Dr. Val FarmerDr.Val
Rural Mental Health & Family Relationships

Cowboys Don't Cry And They Don't Talk Either

June 16, 1997

I recently gave several presentations on stress and coping in the ranch country of Northwestern and North Central South Dakota. These ranchers were anything but jolly.

They had undergone the worst winter in their memory. They faced a seemingly unending series of killer blizzards, life threatening cold and wind chills, and paralyzing deep concrete-like snows. The winter began early and ended late with the worst blizzard occurring at the peak of spring calving season.

At times these ranchers were helpless to protect and feed their livestock. They lost control. Mother Nature was too furious and too powerful. Cattle herds were devastated with unprecedented death loss, calving losses and reproductive difficulties. People in this country take their responsibility to care for the animals personally. For some, their losses meant a financial wreck for the year and grave worry about financial survival.

Emotions ran high.
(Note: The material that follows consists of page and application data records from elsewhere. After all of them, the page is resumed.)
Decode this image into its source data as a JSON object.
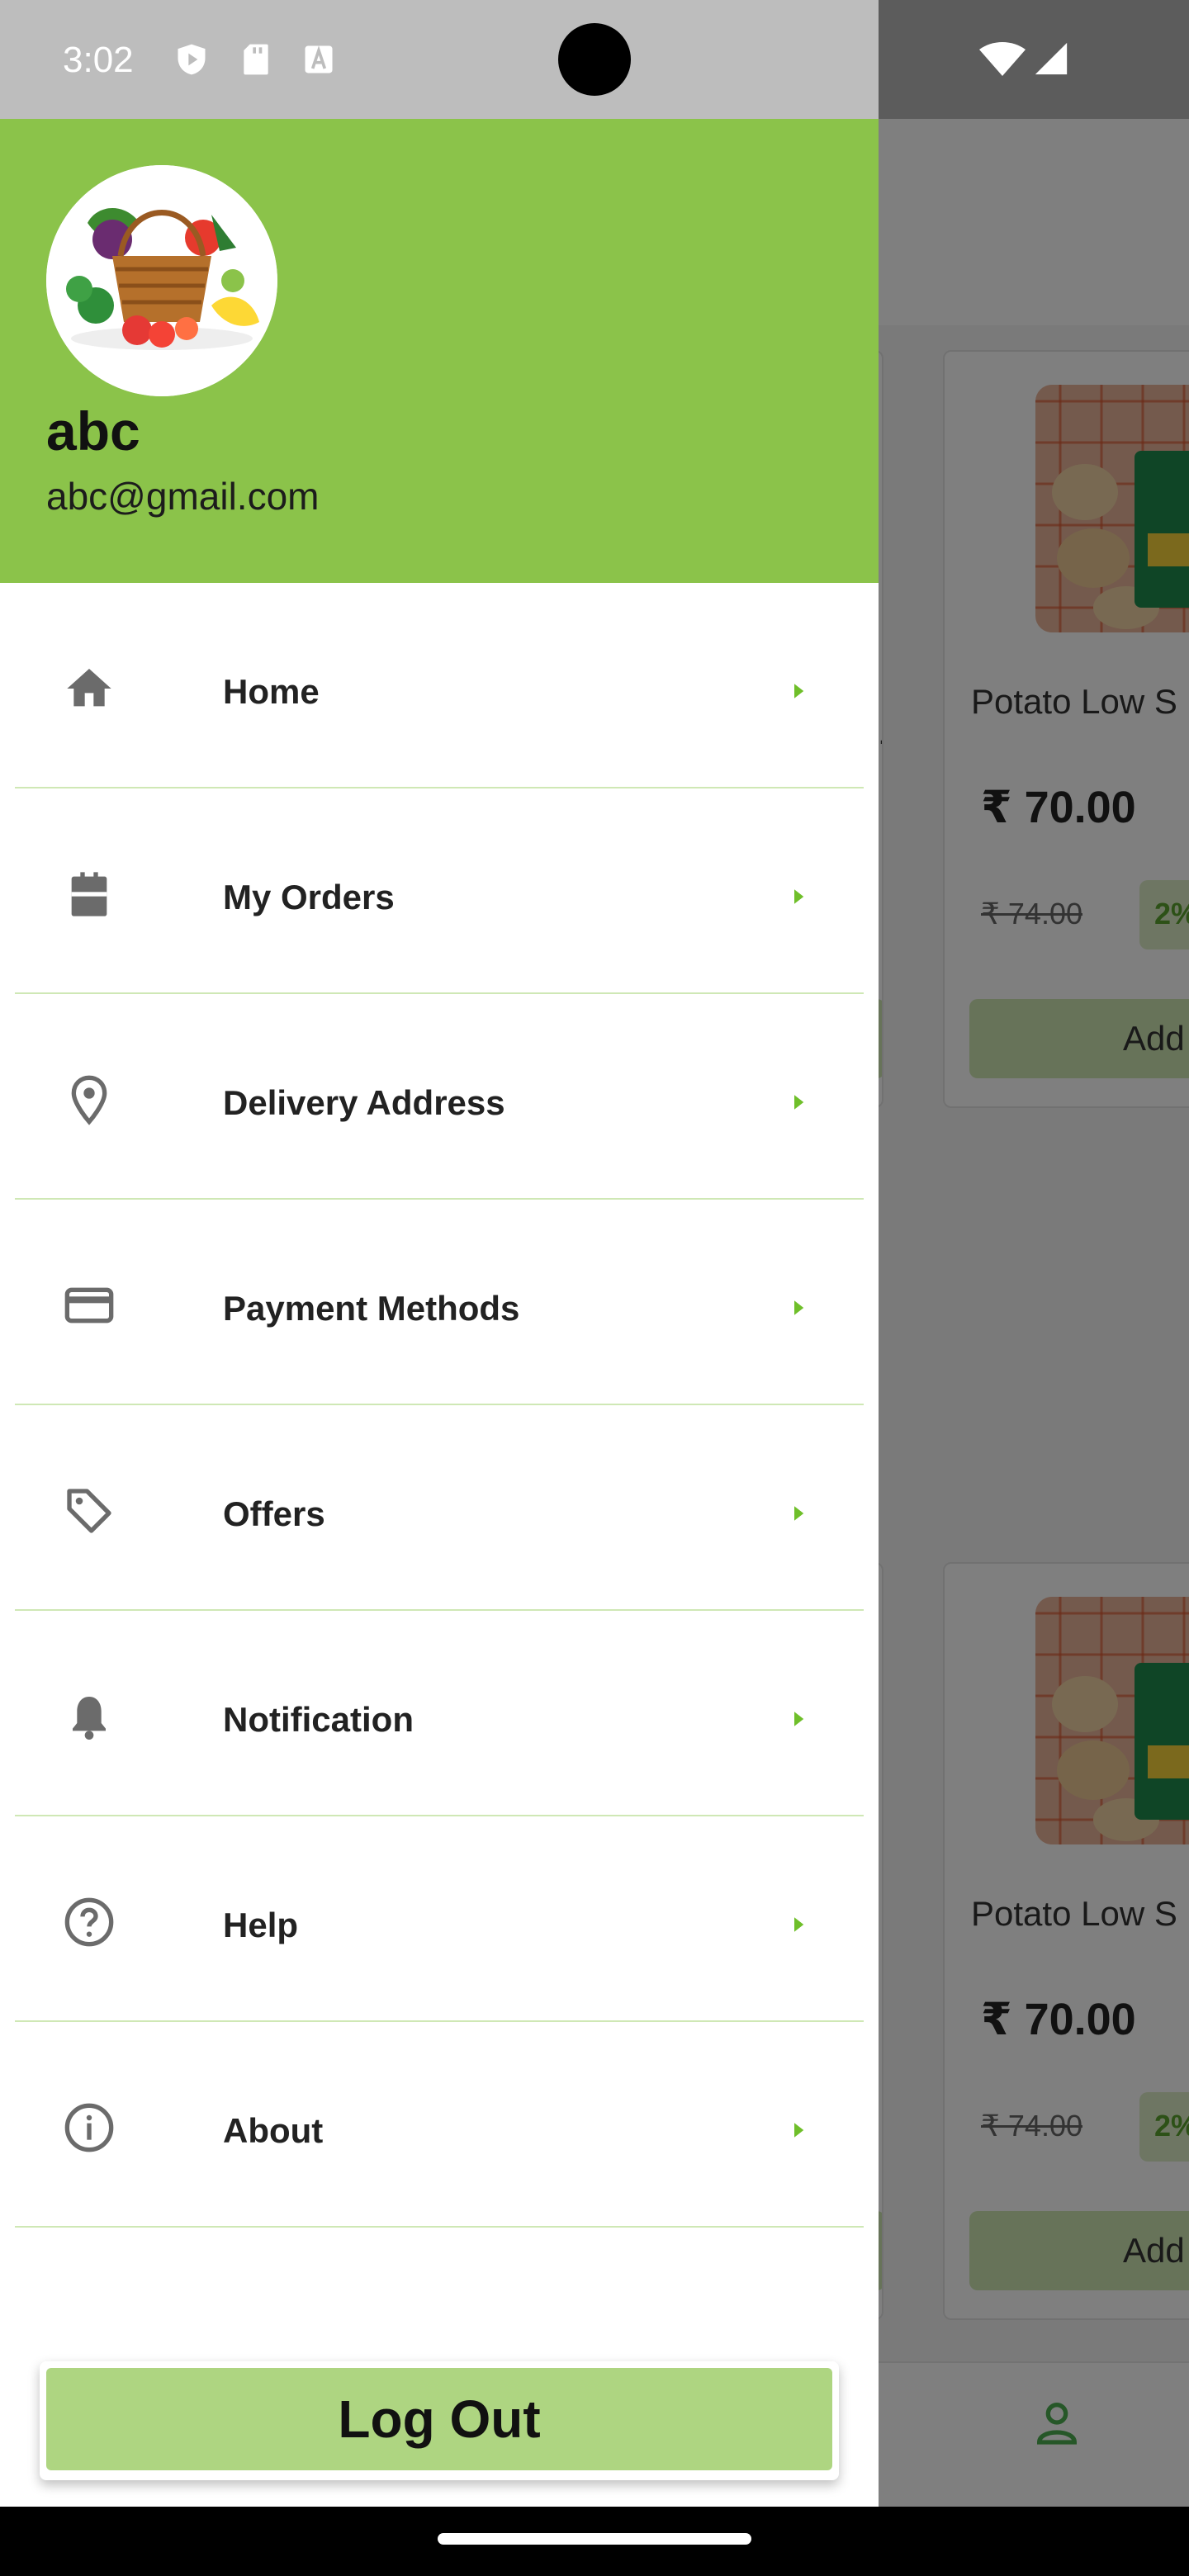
{
  "status_bar": {
    "time": "3:02"
  },
  "drawer": {
    "user": {
      "name": "abc",
      "email": "abc@gmail.com"
    },
    "menu": [
      {
        "label": "Home",
        "icon": "home-icon"
      },
      {
        "label": "My Orders",
        "icon": "orders-icon"
      },
      {
        "label": "Delivery Address",
        "icon": "location-pin-icon"
      },
      {
        "label": "Payment Methods",
        "icon": "credit-card-icon"
      },
      {
        "label": "Offers",
        "icon": "tag-icon"
      },
      {
        "label": "Notification",
        "icon": "bell-icon"
      },
      {
        "label": "Help",
        "icon": "help-circle-icon"
      },
      {
        "label": "About",
        "icon": "info-circle-icon"
      }
    ],
    "logout_label": "Log Out"
  },
  "background": {
    "products": [
      {
        "name": "Potato Low S",
        "price": "₹ 70.00",
        "old_price": "₹ 74.00",
        "discount": "2%",
        "add_label": "Add"
      },
      {
        "name": "Potato Low S",
        "price": "₹ 70.00",
        "old_price": "₹ 74.00",
        "discount": "2%",
        "add_label": "Add"
      }
    ],
    "left_card_ellipsis": "..."
  },
  "colors": {
    "drawer_header": "#8bc34a",
    "accent": "#5aa22f",
    "logout": "#aed581",
    "divider": "#cfe8b5"
  }
}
Men and women were feeling fatigue, anger, guilt, fear, depression, despair, panic, anxiety and isolation. The drain of worry, preoccupation, stress-induced irritability and blame tested their relationships. People were driven stir crazy by the school children at home and their inability to leave and see other people.

It wasn't all negative as neighbors helped neighbors when they could. Families pulled together and enjoyed their enforced togetherness. Couples learned to appreciate each other's heroic gutsiness and courage as they dealt with incredible adversity.

Men and women handled the isolation differently. For women, the phone was a lifeline. They checked on one another and experienced the relief of sharing their feelings, concerns and losses. Talking about their difficulties and emotions came as easily as a flood swollen stream running down hill.

As we discussed the trauma of the winter, the most frequent question was about how men handle strong emotion. Male frustration came out often in the form of blame and anger - emotions to which many men in agriculture give free rein. Of more concern however, was how men bottled up their feelings and retreated into the privacy of their own thoughts and worries.

These are tough people, independent to a fault. The men have learned a rigid code of masculinity - hiding weakness and fear, being stoic and uncomplaining about problems and solving one's problems by oneself. They did not open themselves up to receive love and support from those closest to them nor did they offer much of a listening ear or an understanding heart.

This code of heroic self-sufficiency works well in tough ranch country but when a man loses control in a prolonged crisis, his normal coping skills are overwhelmed. His virtues become a liability.

The key to coping is talking. By talking openly, a man can invite the care and love of others into his life, have a sounding board to sort through his emotional turmoil, and engage his problem-solving response to solve dilemmas. By sharing the unknown, he starts down a path of gathering strength, resources and information and putting things into perspective.

There is one more thing. Fear and feelings of inadequacy blind him to the fact that his wife is in crisis also. What does she need? Her psychological makeup is grounded in a need to feel connected. Emotional isolation feels terrible. Her husband's emotional withdrawal drives her crazy. She takes on a double burden - her own stress plus worry about her husband's coping ability.

Ranch women complain they are left alone with their own fears and need for support. They have a need to talk things out in order to understand. Being traditional females, they are denied their opportunity to comfort, nurture and soothe their husband. It creates doubt and frustration about their identity as a loving marriage partner. "If you can't even get close and support one another during a time of crisis, then what is this marriage all about?"

Some women become angry when their men refuse to talk about their distress. They find this lack of closeness difficult to share with others because it is so personal. It reflects on their adequacy as a female.

She is lonely - lonely for the togetherness that marriage is supposed to provide. She wants to cry out for help, for attention, for someone to take care of her, for someone to share the trauma of what is happening to herself and her family. She has to be strong for others and strong in a crisis. It would help so much if she could be nurtured in turn.

There are two lonely people. The other is her tough hyper-masculine husband. He chooses his loneliness out of a misguided sense of always needing to be strong and finding solutions by himself.

What a man needs during a time of crisis is to get back in control. Having a confidante and turning to others for help is the quickest and best avenue to recovery. A woman needs the same thing. She also needs to feel connected, loved and confident about her primary relationships.

The best thing a man can do for a woman in a time of crisis is to offer her the emotional support she craves. Doing this is simple - talk and listen. He plays the key role in relieving her trauma and setting in motion her coping skills. It is a manly thing to do.